What to do in Somalia? In a thoughtful report, Bronwyn Bruton of the Council on Foreign Relations makes the case for "constructive disengagement." The idea is to watch the situation carefully for signs of real global terrorism -- which so far are limited. Al-Shabab's "links" with al-Qaeda seem to be mostly rhetoric on both sides. But if they become real and deadly, be willing to strike. This would not be so difficult. Somalia has no mountains or jungles, making it relatively hospitable for counterterrorism operations.
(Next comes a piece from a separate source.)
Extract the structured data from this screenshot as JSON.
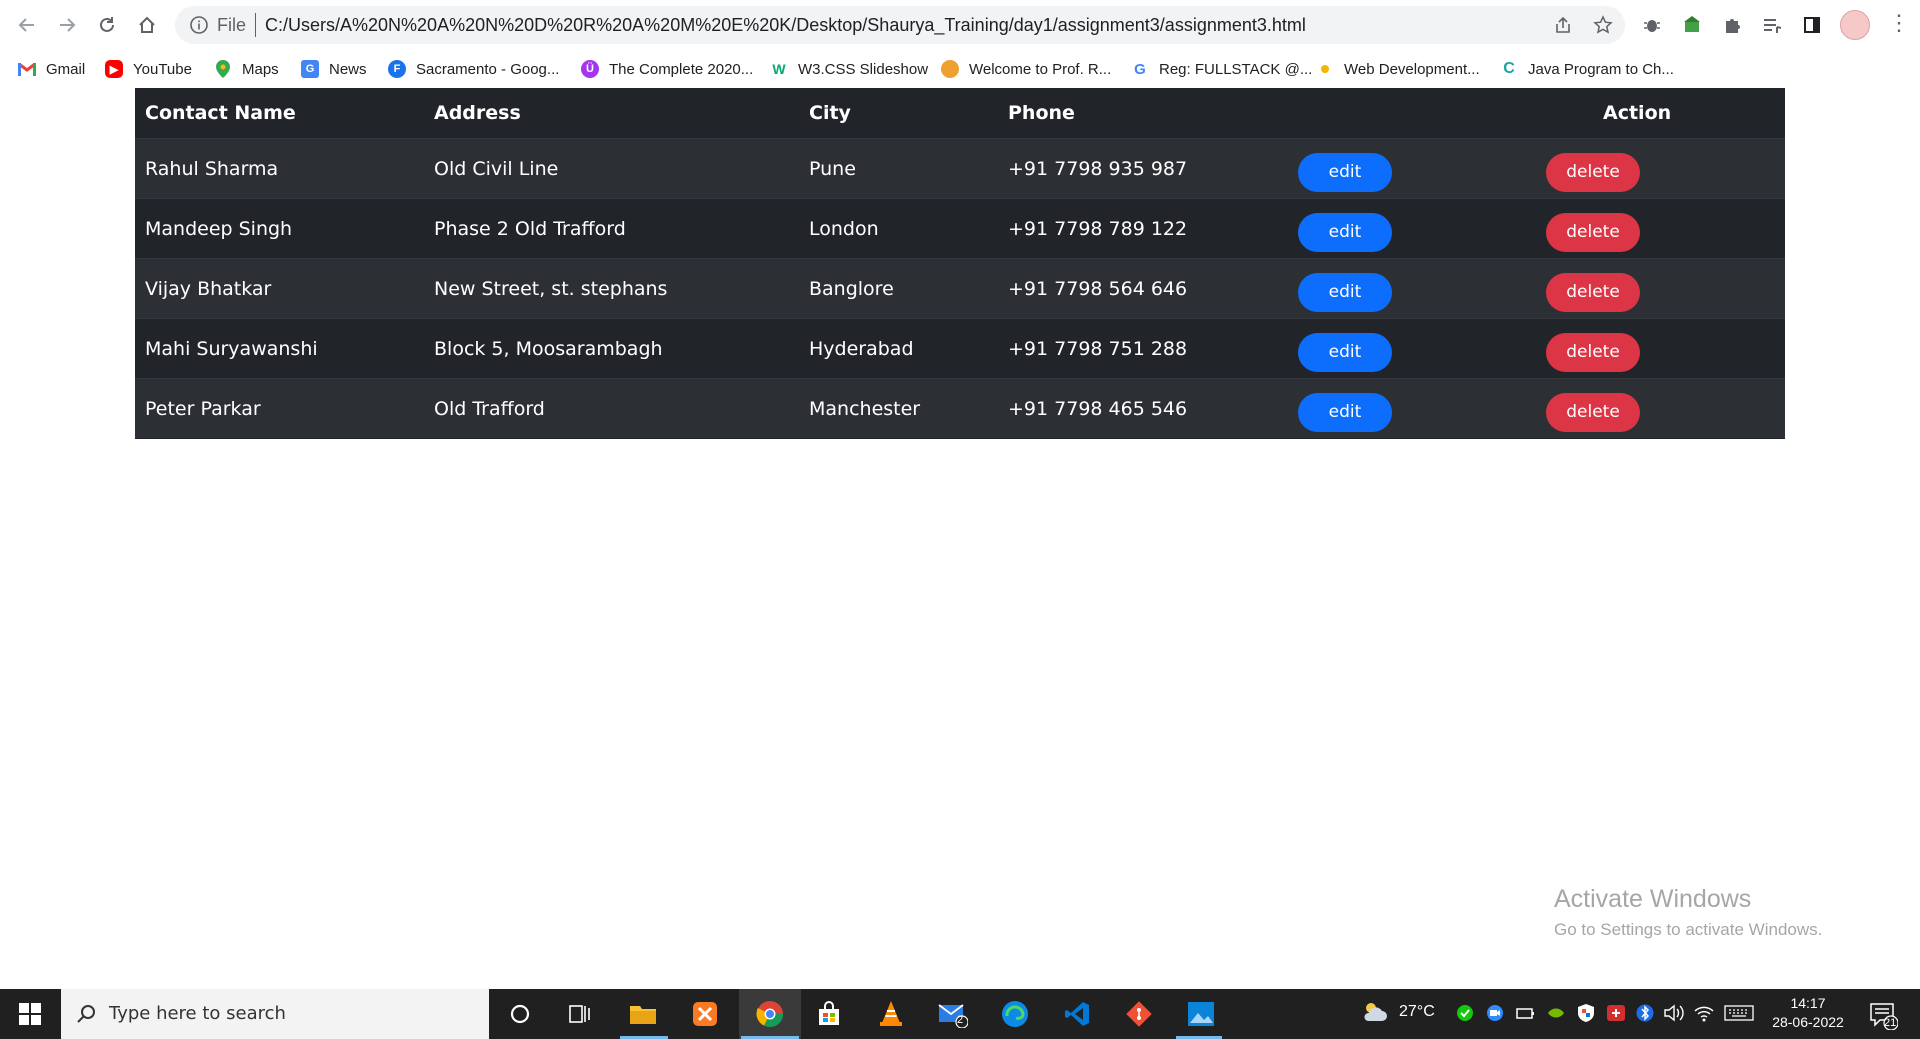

Just be careful not to become a player in the country's internal political dynamics. "We have a limited capacity to influence events in Somalia, to influence them positively," says Bruton. "But we have an almost unlimited capacity to make a mess of things."

The horrific cynicism on display here is disheartening, but it reflects Zakaria's odd take on nation-building.  For a guy who crystalized the argument about not trying to bring democracy too early to underdeveloped states, he uses the straw-man about either fast-forwarding political modernization (impossible) or pulling back similarly in Afghanistan.  All I can say in response is, Why must the choice be defined in such binary form?  And why put this down solely to "American imperialism"?  In a world where the "rest" are rising, why is our strategic imagination so limited re: potential allies or alternative nation-building approaches?

It's weird, but Zakaria isn't even staying true to his own ideas and observations.  Watching him embrace this kind of self-defeating thought makes me think he's caved in to the conventional wisdom of this administration.  Here I think his journalism is limiting his analysis, meaning his need to maintain access has put him into pandering mode.

And that's too bad.  His voice is too important to waste on a TV show or even this administration.


To shrink the Gap for real starts with fixing "broken windows/states"

Al Shabaab's handiwork in KampalaZakaria on failed states being an enabler of terrorism:  he makes the finer point that it’s mostly the weak states that give the West trouble rather than the truly failed, so a Pakistan trumps a Somalia.

Fair enough, but weak states are often defined by their proximity to truly failed ones, like Pakistan is to Afghanistan and the shared non-state of Pashtunistan.  Truly troubled weak states rarely, if ever, exist in isolation (NorKo is a Cold War leftover).

So the argument shouldn’t be, let’s beg off working failed states and concentrate on weak ones.  The argument should be, let’s be realistic that, until we deal with failed states, expecting the regional environment to improve to the point where weak or rogue nations are forced into better behavior is a pipe dream.  If you want a strong regional community, fix the “broken windows” and raise the security level as a whole.

What Zakaria is peddling here is the Colin Powell sort of benign neglect:  ignore Somalia until al Shabaab pulls off something truly large and we can spot the clear al Qaeda ties.  Then he says, strike.  That sounds like a redux of Clinton’s approach in the 1990s, which was amazingly ineffective.

But notice that Zakaria’s assumptions here seem to be all about what America alone can achieve.  If your starting assumptions are that myopic, then his caution is warranted.  But why start with such myopic assumptions?

China and India and Brazil are coming to Africa in big ways.  Africa is clearly the emerging center of globalization’s integrating dynamics.  Why view Somalia through the lens of Clinton’s 1990s mindset?

More strategic imagination, please.  Time-wise, pay and play it forward—not backward.